[UPDATE] I hasten to add that nothing I’ve said here absolves governments of developing countries who need to do their best to provide quality schooling and education (I heard that the Indian government has plans to open up a slew of high level universities across the country - I wonder whether, they first need to make sure that their elementary and high schools are fully up to snuff, and poor families have equal access to good education, and find it worth their while to send their kids to such schools instead of opting for short term gains at local factories.) But developed countries need to get off their high horse - no use pretending that labor activism of any kind is not out of the most inward looking, illiberal motives!!

Saturday, January 12, 2008

Monica Ali - On immigrants’ complaints

Just finished reading Monica Ali's Brick Lane. Enjoyed it.

Some thing hit a nerve - on immigrants' complaints - p 53

Nazneen said, “My husband says it is discrimination.”

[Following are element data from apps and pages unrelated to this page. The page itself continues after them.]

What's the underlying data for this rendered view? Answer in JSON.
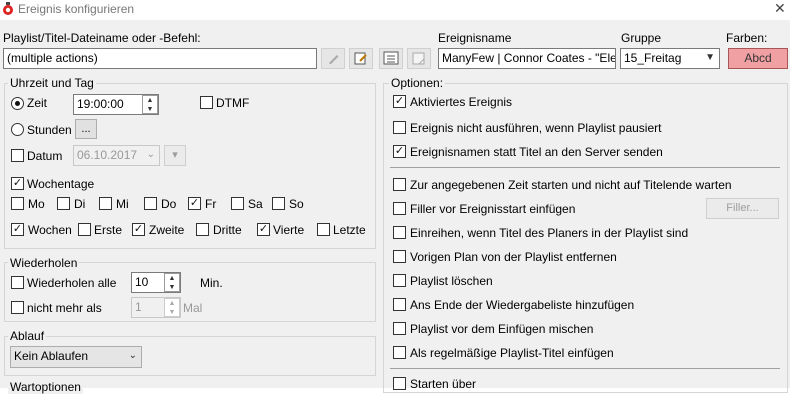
{
  "window": {
    "title": "Ereignis konfigurieren",
    "close_glyph": "✕"
  },
  "top": {
    "file_label": "Playlist/Titel-Dateiname oder -Befehl:",
    "file_value": "(multiple actions)",
    "name_label": "Ereignisname",
    "name_value": "ManyFew | Connor Coates - \"Elec",
    "group_label": "Gruppe",
    "group_value": "15_Freitag",
    "colors_label": "Farben:",
    "color_button": "Abcd",
    "color_bg": "#f0a0a3"
  },
  "time": {
    "group_title": "Uhrzeit und Tag",
    "zeit_label": "Zeit",
    "zeit_value": "19:00:00",
    "dtmf_label": "DTMF",
    "stunden_label": "Stunden",
    "stunden_button": "...",
    "datum_label": "Datum",
    "datum_value": "06.10.2017",
    "wochentage_label": "Wochentage",
    "days": [
      "Mo",
      "Di",
      "Mi",
      "Do",
      "Fr",
      "Sa",
      "So"
    ],
    "weeks_label": "Wochen",
    "weeks": [
      "Erste",
      "Zweite",
      "Dritte",
      "Vierte",
      "Letzte"
    ]
  },
  "repeat": {
    "group_title": "Wiederholen",
    "every_label": "Wiederholen alle",
    "every_value": "10",
    "every_unit": "Min.",
    "max_label": "nicht mehr als",
    "max_value": "1",
    "max_unit": "Mal"
  },
  "expiry": {
    "group_title": "Ablauf",
    "value": "Kein Ablaufen"
  },
  "wait_options_title": "Wartoptionen",
  "options": {
    "group_title": "Optionen:",
    "items": [
      "Aktiviertes Ereignis",
      "Ereignis nicht ausführen, wenn Playlist pausiert",
      "Ereignisnamen statt Titel an den Server senden",
      "Zur angegebenen Zeit starten und nicht auf Titelende warten",
      "Filler vor Ereignisstart einfügen",
      "Einreihen, wenn Titel des Planers in der Playlist sind",
      "Vorigen Plan von der Playlist entfernen",
      "Playlist löschen",
      "Ans Ende der Wiedergabeliste hinzufügen",
      "Playlist vor dem Einfügen mischen",
      "Als regelmäßige Playlist-Titel einfügen",
      "Starten über"
    ],
    "filler_button": "Filler..."
  }
}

“Ask him this, then. Is it better than our own country, or is it worse? If it is worse, then why here? If it is better, why does he complain?”

I have heard variations of this comment myself here in the US. And my answer is this:

This is absolutely a false dichotomy. Life in the US is indeed better than back home, but it could be enormously better, given this country’s seemingly endless resources. The US holds itself as first among all; its policies affect the whole world whether it’s trade, or human rights, or spreading democracy, or spreading war and death and destruction. And that is why I cannot bring myself to refrain from complaints and criticism. My complaints are not on my own behalf, but on behalf of all those who would help make this country a better yardstick of civilization’s progress. Many of us came to this country because it was a “beacon of hope” as the cliché goes. I remember attending an event at a Kerala Church in NY a very long time back and listening to an elderly immigrant grandparent “karnavar” of sorts, bearing witness aloud, proclaiming his thanks to God for bringing him and his family to this Promised Land. To him, the US was indeed the Biblical Promised Land. My complaints, when I make them, (sometimes in less than diplomatic terms,) is merely an effort to bring this adopted homeland closer to an universal Promised Land!